As the wise sage Yazz once said, the only way is up. So it was with the latest episode of Doctor Who, The Lazarus Experiment. After the dismal piece of genetic mutation that was Evolution of the Daleks, we have a hybrid we can all be pretty proud of, a nearly 100% successful amalgam of old Who, new Who, The Quatermass Experiment and – ooh – MacGyver.
So why was it so successful? To my mind, the ingredients were one of the main reason. We had a strong, gobbledygook science-fiction plot straight out of old Who in which yet another mad scientist tries to find a cure for getting old (cf Mawdryn Undead. When, incidentally, have you seen a sane scientist on new Who? Plenty of perfectly compos mentis writers, I notice...). Plenty of running around in corridors being chased by monsters. Plenty of cunning Doctor plans. Please, Mr RTD, can we have some more?
Then there was the new Who topping, with our first decent glance at Martha and her family, as well as a bit of angsty Doctor. While Martha's poor acting appears to have a genetic component, we finally have a better understanding of Martha and what drives her. I particularly liked her ability to thrive under pressure and act like an actual doctor. Not quite sure why her mum's so mental, but there you go: there's always one in every family.
Angsty Doctor was nice, and certainly a good replacement for shouty Doctor, who was far less visible this week. I do worry about the human-centric "living for a long time must be hard" attitude that's creeping in. Some mandatory Sapphire and Steel viewings for the writing staff are in order, I think. I'm sure the mayflies, if they could think, would be wondering how we manage to cope living 70 years plus and those lovely elephants don't appear to give up on the thrill of life when they're 120 plus, so I'm not sure why a Time Lord would really wish to live as long as a human.
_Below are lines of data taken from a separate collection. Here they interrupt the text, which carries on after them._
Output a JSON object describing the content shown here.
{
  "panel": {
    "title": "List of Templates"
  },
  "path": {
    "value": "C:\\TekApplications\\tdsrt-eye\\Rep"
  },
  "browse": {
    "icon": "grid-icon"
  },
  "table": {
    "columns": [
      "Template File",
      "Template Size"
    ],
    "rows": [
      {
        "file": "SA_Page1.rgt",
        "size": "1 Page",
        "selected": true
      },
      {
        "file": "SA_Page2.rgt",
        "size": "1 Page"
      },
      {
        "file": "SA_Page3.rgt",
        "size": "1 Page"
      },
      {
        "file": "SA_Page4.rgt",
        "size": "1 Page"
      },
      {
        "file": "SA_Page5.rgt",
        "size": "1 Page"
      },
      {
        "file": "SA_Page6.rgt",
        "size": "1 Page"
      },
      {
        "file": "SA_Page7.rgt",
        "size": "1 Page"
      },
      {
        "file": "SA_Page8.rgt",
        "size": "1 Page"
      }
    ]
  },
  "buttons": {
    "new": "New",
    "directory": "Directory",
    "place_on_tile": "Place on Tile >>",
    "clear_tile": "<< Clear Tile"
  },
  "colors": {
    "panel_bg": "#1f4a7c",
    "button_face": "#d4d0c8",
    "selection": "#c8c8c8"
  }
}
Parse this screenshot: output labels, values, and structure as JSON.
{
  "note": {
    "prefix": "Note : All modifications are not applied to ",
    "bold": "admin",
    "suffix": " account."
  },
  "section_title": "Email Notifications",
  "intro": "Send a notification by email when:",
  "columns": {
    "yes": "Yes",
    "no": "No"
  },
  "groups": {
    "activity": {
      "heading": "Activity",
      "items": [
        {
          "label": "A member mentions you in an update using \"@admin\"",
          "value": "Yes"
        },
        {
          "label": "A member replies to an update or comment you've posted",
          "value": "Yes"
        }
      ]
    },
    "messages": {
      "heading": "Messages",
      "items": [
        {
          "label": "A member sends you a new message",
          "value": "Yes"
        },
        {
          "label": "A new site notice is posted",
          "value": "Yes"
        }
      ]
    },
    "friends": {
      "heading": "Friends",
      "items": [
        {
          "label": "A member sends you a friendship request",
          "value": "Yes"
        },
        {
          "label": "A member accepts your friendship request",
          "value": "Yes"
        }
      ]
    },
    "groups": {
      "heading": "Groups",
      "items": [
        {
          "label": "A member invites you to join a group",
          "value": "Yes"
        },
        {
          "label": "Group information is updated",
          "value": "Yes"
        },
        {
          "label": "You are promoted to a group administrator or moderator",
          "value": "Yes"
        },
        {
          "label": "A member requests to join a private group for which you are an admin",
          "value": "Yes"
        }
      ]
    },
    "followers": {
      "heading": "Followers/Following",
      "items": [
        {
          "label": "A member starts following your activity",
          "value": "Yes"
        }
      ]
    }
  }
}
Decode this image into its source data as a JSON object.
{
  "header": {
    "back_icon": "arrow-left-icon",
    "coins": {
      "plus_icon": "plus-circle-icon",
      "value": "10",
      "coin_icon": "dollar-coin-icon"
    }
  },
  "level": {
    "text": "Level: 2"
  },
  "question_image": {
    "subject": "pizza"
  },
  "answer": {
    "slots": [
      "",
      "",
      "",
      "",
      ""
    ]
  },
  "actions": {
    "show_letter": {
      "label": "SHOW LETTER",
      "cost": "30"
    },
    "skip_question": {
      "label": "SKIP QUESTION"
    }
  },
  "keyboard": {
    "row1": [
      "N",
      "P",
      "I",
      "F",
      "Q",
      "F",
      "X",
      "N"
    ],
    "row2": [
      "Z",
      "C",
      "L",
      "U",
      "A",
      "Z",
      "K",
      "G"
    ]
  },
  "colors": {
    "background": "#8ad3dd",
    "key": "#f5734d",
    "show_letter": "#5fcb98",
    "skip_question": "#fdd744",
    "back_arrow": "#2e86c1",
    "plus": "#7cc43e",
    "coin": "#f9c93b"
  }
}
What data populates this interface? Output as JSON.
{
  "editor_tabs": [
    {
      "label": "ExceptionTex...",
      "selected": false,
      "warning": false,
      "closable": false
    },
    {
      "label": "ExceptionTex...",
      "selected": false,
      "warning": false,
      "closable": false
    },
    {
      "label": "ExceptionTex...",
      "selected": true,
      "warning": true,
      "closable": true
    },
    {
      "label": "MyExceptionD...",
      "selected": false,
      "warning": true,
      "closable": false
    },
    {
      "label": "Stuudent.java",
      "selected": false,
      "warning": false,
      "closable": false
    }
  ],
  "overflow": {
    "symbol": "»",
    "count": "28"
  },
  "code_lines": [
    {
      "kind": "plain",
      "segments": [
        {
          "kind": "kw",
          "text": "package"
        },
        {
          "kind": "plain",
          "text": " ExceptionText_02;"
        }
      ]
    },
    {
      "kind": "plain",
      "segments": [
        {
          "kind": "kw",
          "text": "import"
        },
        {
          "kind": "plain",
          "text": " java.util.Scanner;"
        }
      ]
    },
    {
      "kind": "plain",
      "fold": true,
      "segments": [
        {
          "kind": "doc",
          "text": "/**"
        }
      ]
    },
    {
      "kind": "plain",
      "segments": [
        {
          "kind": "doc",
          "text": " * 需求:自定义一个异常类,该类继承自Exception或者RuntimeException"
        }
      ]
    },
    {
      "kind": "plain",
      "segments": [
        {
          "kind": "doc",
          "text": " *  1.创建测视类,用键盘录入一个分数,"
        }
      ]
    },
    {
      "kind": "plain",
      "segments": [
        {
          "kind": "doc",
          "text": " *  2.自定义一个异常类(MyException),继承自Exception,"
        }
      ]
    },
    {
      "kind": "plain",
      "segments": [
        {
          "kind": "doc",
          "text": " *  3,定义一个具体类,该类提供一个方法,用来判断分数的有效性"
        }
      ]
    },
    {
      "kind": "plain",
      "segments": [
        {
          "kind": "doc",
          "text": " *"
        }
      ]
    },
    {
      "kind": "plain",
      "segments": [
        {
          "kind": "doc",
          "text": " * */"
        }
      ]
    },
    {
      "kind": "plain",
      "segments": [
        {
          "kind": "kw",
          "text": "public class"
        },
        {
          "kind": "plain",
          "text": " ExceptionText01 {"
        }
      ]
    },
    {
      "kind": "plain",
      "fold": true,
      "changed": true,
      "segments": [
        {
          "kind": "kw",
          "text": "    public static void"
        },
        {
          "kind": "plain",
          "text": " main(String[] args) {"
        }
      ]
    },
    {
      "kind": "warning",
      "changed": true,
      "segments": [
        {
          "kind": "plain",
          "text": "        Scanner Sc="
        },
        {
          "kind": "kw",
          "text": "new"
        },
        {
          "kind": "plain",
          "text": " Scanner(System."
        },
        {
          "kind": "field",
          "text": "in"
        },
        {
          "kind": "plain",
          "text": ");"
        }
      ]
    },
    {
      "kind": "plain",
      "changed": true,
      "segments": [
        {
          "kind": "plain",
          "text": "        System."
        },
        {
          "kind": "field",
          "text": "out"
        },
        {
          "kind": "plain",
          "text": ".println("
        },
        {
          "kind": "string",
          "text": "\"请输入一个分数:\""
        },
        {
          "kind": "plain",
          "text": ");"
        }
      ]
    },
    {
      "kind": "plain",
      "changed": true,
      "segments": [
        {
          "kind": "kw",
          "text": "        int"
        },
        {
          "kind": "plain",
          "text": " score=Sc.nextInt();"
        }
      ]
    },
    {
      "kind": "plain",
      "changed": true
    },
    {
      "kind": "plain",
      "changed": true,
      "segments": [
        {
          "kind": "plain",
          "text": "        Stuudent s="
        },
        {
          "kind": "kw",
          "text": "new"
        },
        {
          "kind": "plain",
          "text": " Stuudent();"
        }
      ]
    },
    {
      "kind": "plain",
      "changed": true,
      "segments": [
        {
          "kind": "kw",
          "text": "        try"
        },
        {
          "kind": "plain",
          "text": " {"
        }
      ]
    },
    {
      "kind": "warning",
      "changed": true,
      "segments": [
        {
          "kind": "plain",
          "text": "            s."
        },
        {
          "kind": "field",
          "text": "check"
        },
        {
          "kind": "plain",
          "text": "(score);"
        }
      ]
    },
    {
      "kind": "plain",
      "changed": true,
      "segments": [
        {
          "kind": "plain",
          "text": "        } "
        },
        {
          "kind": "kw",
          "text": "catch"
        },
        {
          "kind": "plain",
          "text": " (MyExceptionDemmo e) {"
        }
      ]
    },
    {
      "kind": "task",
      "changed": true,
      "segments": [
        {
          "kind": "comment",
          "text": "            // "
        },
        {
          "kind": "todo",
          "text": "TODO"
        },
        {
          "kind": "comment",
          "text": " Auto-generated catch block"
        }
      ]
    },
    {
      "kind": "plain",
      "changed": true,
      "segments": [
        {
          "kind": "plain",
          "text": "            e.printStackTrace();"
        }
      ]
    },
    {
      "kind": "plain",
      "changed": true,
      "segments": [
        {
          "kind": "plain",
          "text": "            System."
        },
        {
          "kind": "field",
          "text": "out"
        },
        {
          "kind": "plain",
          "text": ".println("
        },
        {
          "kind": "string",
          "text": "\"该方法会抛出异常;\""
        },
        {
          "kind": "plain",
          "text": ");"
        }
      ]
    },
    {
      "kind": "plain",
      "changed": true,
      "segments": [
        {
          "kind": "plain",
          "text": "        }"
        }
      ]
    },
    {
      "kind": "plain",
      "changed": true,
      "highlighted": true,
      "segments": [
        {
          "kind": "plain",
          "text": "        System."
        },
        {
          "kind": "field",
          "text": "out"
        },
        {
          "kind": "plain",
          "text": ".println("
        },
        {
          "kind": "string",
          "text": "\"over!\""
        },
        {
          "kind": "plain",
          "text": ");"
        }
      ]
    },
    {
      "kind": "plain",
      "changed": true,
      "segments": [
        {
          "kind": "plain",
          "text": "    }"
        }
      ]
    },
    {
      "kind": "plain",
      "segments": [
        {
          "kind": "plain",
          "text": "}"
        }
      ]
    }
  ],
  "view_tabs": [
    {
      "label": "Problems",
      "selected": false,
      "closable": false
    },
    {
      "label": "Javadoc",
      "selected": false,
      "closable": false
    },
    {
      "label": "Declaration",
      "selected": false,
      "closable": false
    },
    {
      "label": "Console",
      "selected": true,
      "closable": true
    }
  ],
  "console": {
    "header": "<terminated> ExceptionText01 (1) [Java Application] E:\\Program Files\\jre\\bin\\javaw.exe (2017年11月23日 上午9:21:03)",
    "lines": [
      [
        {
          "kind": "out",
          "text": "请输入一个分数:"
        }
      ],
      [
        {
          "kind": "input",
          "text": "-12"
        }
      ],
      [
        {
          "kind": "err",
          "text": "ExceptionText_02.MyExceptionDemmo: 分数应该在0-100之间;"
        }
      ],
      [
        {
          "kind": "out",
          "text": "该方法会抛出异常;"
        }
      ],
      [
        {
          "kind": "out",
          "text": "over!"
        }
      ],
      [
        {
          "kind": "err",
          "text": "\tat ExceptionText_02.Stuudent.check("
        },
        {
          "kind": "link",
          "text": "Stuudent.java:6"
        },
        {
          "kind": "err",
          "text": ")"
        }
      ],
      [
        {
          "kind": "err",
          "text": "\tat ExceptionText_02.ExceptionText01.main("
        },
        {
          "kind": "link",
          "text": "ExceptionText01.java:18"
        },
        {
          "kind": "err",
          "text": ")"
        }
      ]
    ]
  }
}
But he's alone, now he's The Last of the Time Lords, and just needs some comforting, I suspect.
For the pop-culture/sci-fi junkie (and those on "Saxon alert") there were some nice moments to watch out for, with parallels and references to The Quatermass Experiment (evil lifeforce sucking thing takes refuge in a cathedral. And let's not forget the recent remake starred both Mark Gatiss and David Tennant), This is Spinal Tap and other bits of glory gone by. Even Murray Gold's usually dismal music spent most of its time emulating the soundtrack to 1970's X-Files predecessor The Omega Factor - or maybe he just sounds like 30 years of improvements in incidental music never happened.
A few minor criticisms though: the lighting and direction are looking quite flat these days; The Mill's CGI work is looking less effective than segments of 'Quake 2' although the bodywork on Professor Lazarus was pretty fine and probably scared the kiddies silly; and there were some long talkie gaps that I didn't enjoy when I was wearing my Helm of an ADHD Eight-Year Old, although I liked them as an adult.
Nevertheless, a cracking tour de force from Tennant and Gatiss and a nice bit of writing from Mr Greenhorn. And didn't you all feel a thrill of excitement at the trailer at the end?
PS Do you think we need to pay attention to John Simm's ring?
PPS I can cope with one story messing up a biblical reference, but two stories in a row? Solomon never chopped the baby in half and Lazarus rose from the dead. Seriously, just spend a night in a hotel if you haven't got a bible to hand, guys.
- January 7, 2010: The writers for series five of Doctor Who
The writers of series five of Doctor Who
- October 22, 2010: Review: The First Men in the Moon
A review of BBC4's adaptation of HG Well's First Men In the Moon